Payment processing companies provide the full service to allow merchants to accept credit cards or debit cards. Some of the more advanced payment processing companies allow processing with multiple currencies, cryptocurrencies, PayPal, and other progressive payment methods.
Payment processing companies in the value chain
There are many names that payment processors are sometimes called generically such as acquirers, aggregators, merchant service providers, processors, payment providers, and several others. Although it’s a simplified version, the key players in the value chain are shown in the image below.
Payment processors are generally thought of as the service provider, depicted next to the merchant below. Payment processors are the ones that work directly with the merchant to set up their payment processing account. The service provides provides the sales and support of all software and hardware needed for payment processing.
Technically, the acquirer takes on the risk for a merchant account, but the service provider is the one who interacts with the merchant. It is possible that the acquirer is both the service provider and the acquirer. In this case, the merchant interacts with the acquirer. The level of service should not be impacted if the service provider and acquirer are combined.
Acquirers take risk in credit card processing. When we refer to “risk” in payment processing, it means the risk that a credit card payment has been made, but the merchant is unable to deliver the product or service. When this occurs, the consumer will get their money back from the processor. If the merchant is unable to then pay the payment processor back, possibly because they went out of business, the acquirer has to pay the funds. That is the risk.
Choosing the best payment processing company
There is an incredible variety of payment processors. If you’re looking for a payment processor, there is no shortage of options. The amount that people spend using credit cards in North America is over $3 trillion. Payment processing is a huge industry so there are many players.
To keep things simple, there are two main buckets of payment processors. You can go with an aggregator or you can go with a merchant account provider. Based on the characteristics below, you can choose the best option for you.
- Simple to sign up for and it only takes minutes.
- You are automatically combined with many other businesses to share a merchant account.
- There is generally a higher likelihood of your funds being held.
- You will generally get less personalized and lower amounts of customer support.
- Fees are overall cheaper when processing few transactions that are a large size.
- Generally best for small businesses doing less than $100,000 per year.
- Examples are Stripe, Square, PayPal, etc.
Merchant Account Providers
- Takes a day or so to get approved and set up to go.
- There are lower fees relative to aggregators the higher the amount you process.
- You will likely get higher levels of personalized and accessible customer support.
- You will get more options and flexibility in the choice of payment software and hardware.
- Generally best for businesses selling $100,000 per year or more and medium to large businesses.
- Examples are Clearly Payments, Moneris, Chase, etc.

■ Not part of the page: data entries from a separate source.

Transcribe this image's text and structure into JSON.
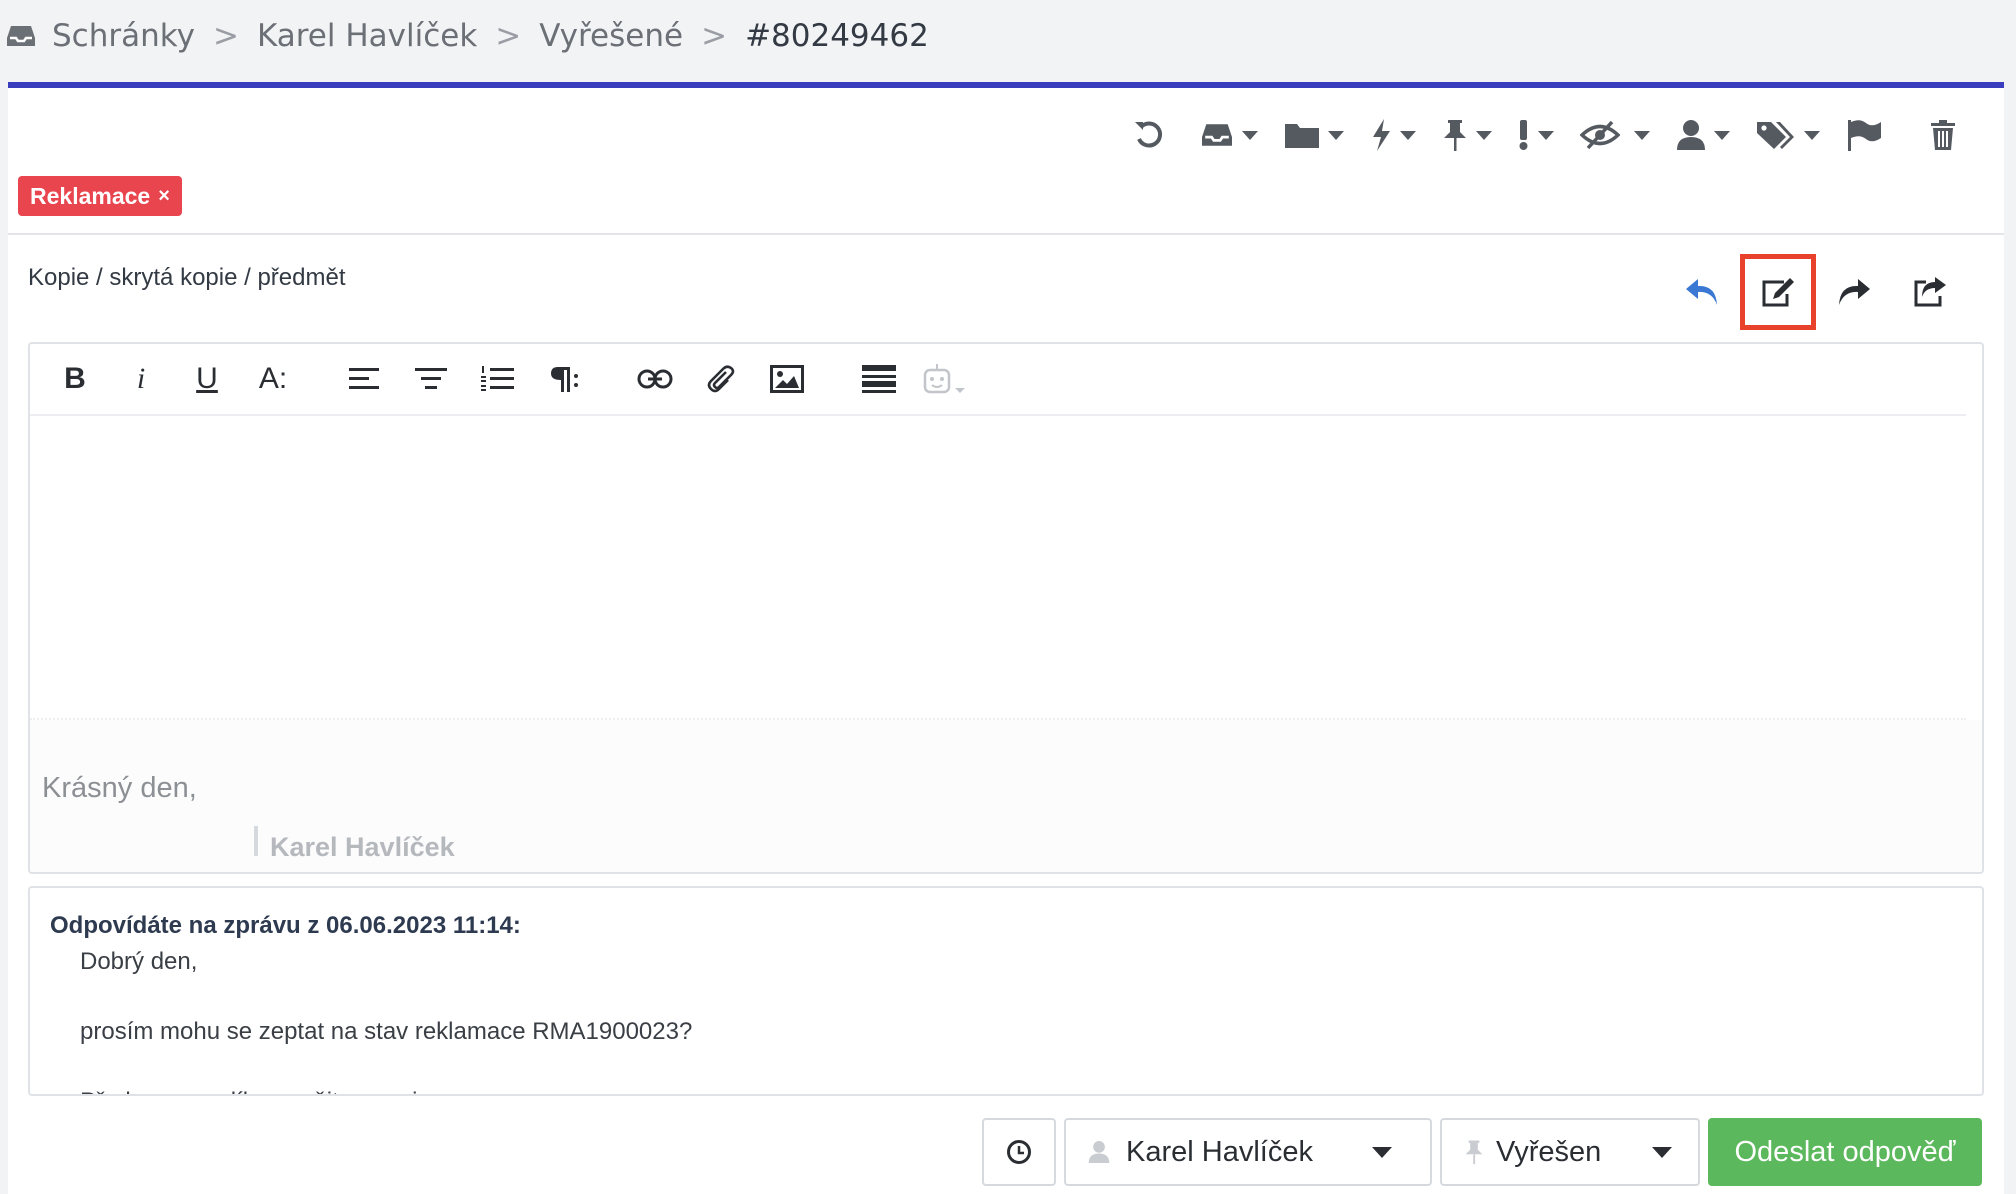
{
  "breadcrumb": {
    "icon": "inbox-icon",
    "items": [
      "Schránky",
      "Karel Havlíček",
      "Vyřešené"
    ],
    "separator": ">",
    "current": "#80249462"
  },
  "toolbar": {
    "icons": [
      "undo-icon",
      "inbox-icon",
      "folder-icon",
      "bolt-icon",
      "pin-icon",
      "exclamation-icon",
      "eye-slash-icon",
      "user-icon",
      "tags-icon",
      "flag-icon",
      "trash-icon"
    ]
  },
  "tag": {
    "label": "Reklamace",
    "remove": "×",
    "color": "#e8454f"
  },
  "fields_link": "Kopie / skrytá kopie / předmět",
  "reply_actions": {
    "icons": [
      "reply-icon",
      "edit-note-icon",
      "forward-icon",
      "share-icon"
    ],
    "active": "edit-note-icon"
  },
  "editor": {
    "toolbar": [
      "B",
      "i",
      "U",
      "A:",
      "align-left-icon",
      "align-center-icon",
      "ordered-list-icon",
      "paragraph-icon",
      "link-icon",
      "paperclip-icon",
      "image-icon",
      "template-icon",
      "bot-icon"
    ],
    "signature_greeting": "Krásný den,",
    "signature_name": "Karel Havlíček"
  },
  "quote": {
    "header": "Odpovídáte na zprávu z 06.06.2023 11:14:",
    "lines": [
      "Dobrý den,",
      "",
      "prosím mohu se zeptat na stav reklamace RMA1900023?",
      "",
      "Předem moc díky a mějte se prima"
    ]
  },
  "footer": {
    "assignee": "Karel Havlíček",
    "status": "Vyřešen",
    "send_label": "Odeslat odpověď",
    "send_color": "#5cb85c"
  },
  "colors": {
    "accent": "#3b3dbf",
    "highlight": "#e8412c",
    "reply_blue": "#3a78d4"
  }
}
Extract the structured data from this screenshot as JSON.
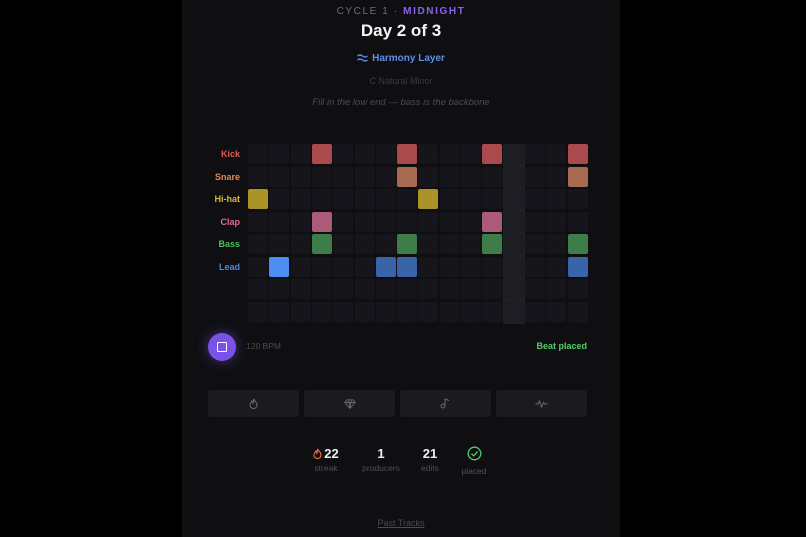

Overall, choosing the best payment processor depends on your monthly processing amount and depends on your priorities for customer support and software/hardware needs. When you are signing up, make sure you look into the overall effective rate you will pay and ensure you are not locked into a term.